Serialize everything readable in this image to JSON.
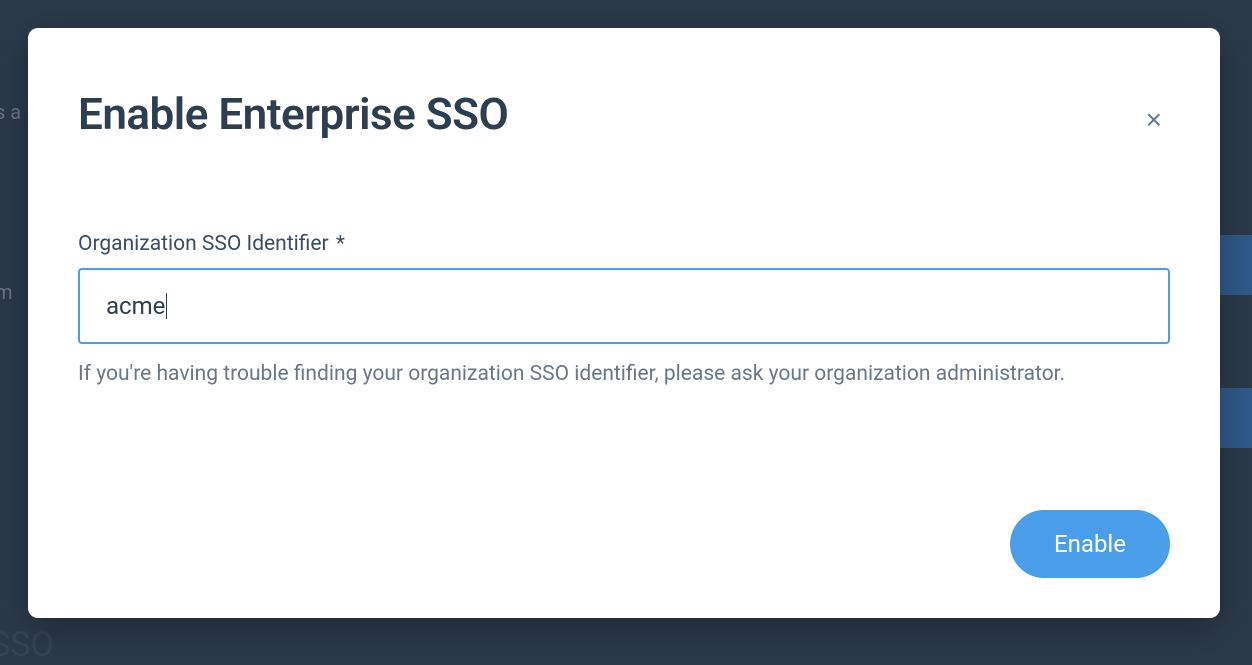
{
  "modal": {
    "title": "Enable Enterprise SSO",
    "close_label": "×",
    "form": {
      "identifier_label": "Organization SSO Identifier",
      "required_mark": "*",
      "identifier_value": "acme",
      "help_text": "If you're having trouble finding your organization SSO identifier, please ask your organization administrator."
    },
    "enable_button": "Enable"
  },
  "background": {
    "text_fragment_1": "s a",
    "text_fragment_2": "m",
    "text_fragment_3": "SSO"
  }
}
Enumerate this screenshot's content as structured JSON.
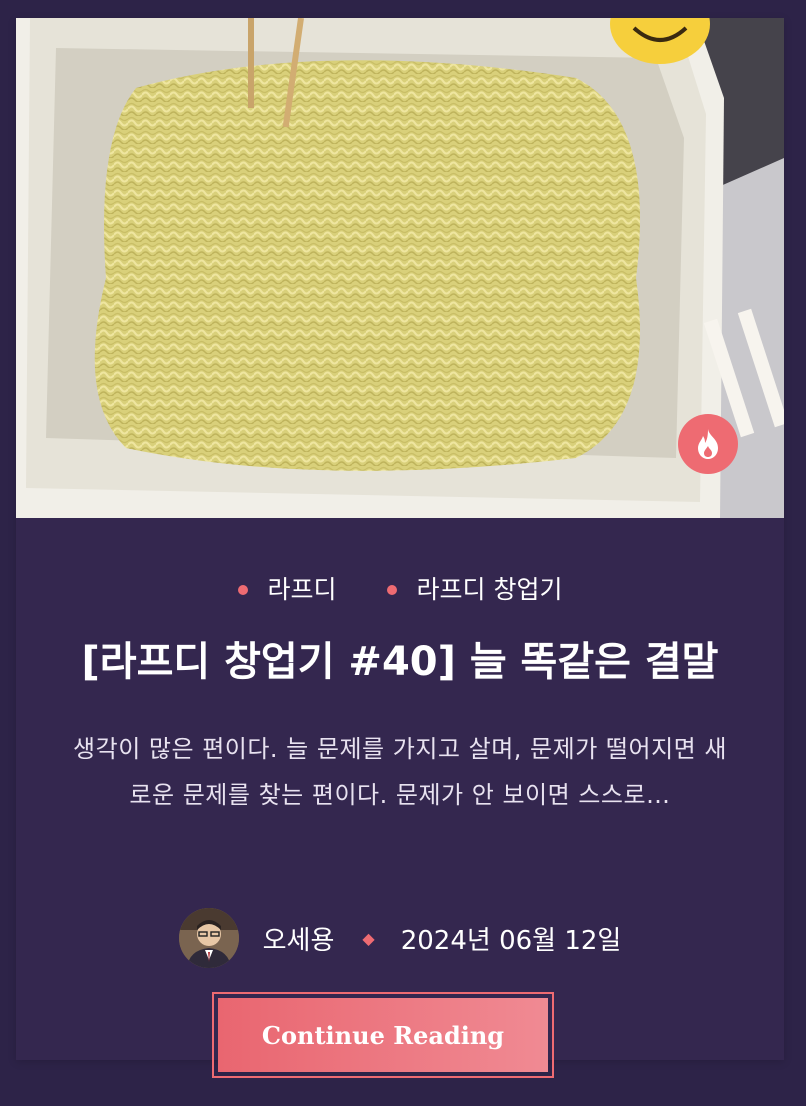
{
  "post": {
    "categories": [
      "라프디",
      "라프디 창업기"
    ],
    "title": "[라프디 창업기 #40] 늘 똑같은 결말",
    "excerpt": "생각이 많은 편이다. 늘 문제를 가지고 살며, 문제가 떨어지면 새로운 문제를 찾는 편이다. 문제가 안 보이면 스스로…",
    "author": "오세용",
    "date": "2024년 06월 12일",
    "cta_label": "Continue Reading",
    "featured_icon": "flame-icon"
  },
  "colors": {
    "accent": "#ee6b72",
    "background": "#2d2348",
    "card": "#34274f"
  }
}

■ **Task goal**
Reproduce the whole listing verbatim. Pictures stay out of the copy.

■ **Task response**
Serialize everything readable in this image to JSON.
{
  "modal": {
    "title": "Enable Enterprise SSO",
    "close_label": "×",
    "form": {
      "identifier_label": "Organization SSO Identifier",
      "required_mark": "*",
      "identifier_value": "acme",
      "help_text": "If you're having trouble finding your organization SSO identifier, please ask your organization administrator."
    },
    "enable_button": "Enable"
  },
  "background": {
    "text_fragment_1": "s a",
    "text_fragment_2": "m",
    "text_fragment_3": "SSO"
  }
}
Enumerate this screenshot's content as structured JSON.
{
  "post": {
    "categories": [
      "라프디",
      "라프디 창업기"
    ],
    "title": "[라프디 창업기 #40] 늘 똑같은 결말",
    "excerpt": "생각이 많은 편이다. 늘 문제를 가지고 살며, 문제가 떨어지면 새로운 문제를 찾는 편이다. 문제가 안 보이면 스스로…",
    "author": "오세용",
    "date": "2024년 06월 12일",
    "cta_label": "Continue Reading",
    "featured_icon": "flame-icon"
  },
  "colors": {
    "accent": "#ee6b72",
    "background": "#2d2348",
    "card": "#34274f"
  }
}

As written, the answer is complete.